At first glance, our tradition’s most curious blessing is HaMotzi, which we say before consuming a meal with bread. Consider the literal translation of the Hebrew: “We praise You, Sovereign of the Cosmos, who brings forth bread from the earth.” Odd, for even a young child knows that God does not “bring forth bread from the earth.” God, as it were, makes wheat. It is up to us to grind that wheat into flour and then bake it into bread.
But the Rabbis teach that this divine/human partnership is the whole point of the blessing. Bread is the paradigmatic Jewish food, the one that turns a nosh into a meal, because it points to the true nature of creation: God provides the raw materials, but what we do with them, for good or ill, is up to us.
With this in mind, let us turn to this week’s Torah portion, Vayeshev, and an insight from the Hasidic commentator Mei HaShiloach. His focus is on dreams, which lie at the heart of the parasha, which features Joseph as both a dreamer and a dream interpreter. Mei HaShiloach teaches: “All things of the world are like a dream that needs interpretation. ‘Bread’ (lechem) is a word made of the same Hebrew letters as ‘dream’ (chalom). This is because both bread and dreams must be ‘interpreted’ as must all things from which we derive benefit.”
What is Mei HaShiloach saying? That for Joseph—and for us—dreams, like wheat, constitute a sort of starting point, but what matters more than the “ingredients” with which we begin is what we make with those ingredients.
By way of example, our tradition offers a little-known ceremony called hatavat chalom in which a person can transform a troubling and seemingly nightmarish dream into a good one by convening three witnesses and declaring in front of them: “Master of the Universe: I have dreamed a dream and do not know what it is. . . May it be your will that all my dreams shall be for good. If they are good dreams, strengthen and reinforce them. But if they require healing, heal them. As you have transformed the curse of Balaam from a curse to a blessing, so shall you transform all of my dreams to good. . .” The witnesses then proclaim the dream a good one, thereby nullifying all of its ill effects.
What a beautiful model this offers us all, and not just in our dreams! Life is less about what happens to us than how we consciously choose to respond to our fate.
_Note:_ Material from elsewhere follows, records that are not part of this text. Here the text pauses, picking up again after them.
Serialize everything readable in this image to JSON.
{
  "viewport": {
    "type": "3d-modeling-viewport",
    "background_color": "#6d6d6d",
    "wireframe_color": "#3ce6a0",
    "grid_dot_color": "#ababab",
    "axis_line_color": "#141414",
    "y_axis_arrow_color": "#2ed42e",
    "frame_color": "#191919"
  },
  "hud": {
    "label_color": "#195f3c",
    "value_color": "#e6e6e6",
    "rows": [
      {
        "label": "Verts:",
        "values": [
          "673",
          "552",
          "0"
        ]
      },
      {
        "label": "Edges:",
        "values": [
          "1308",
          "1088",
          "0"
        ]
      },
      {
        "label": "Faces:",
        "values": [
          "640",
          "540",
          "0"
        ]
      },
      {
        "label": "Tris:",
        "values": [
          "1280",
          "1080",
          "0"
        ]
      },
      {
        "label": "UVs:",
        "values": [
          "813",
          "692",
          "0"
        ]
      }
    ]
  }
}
May we find the strength and courage to interpret our dreams—and the events and choices of our waking life, enjoyable and difficult alike—for blessing.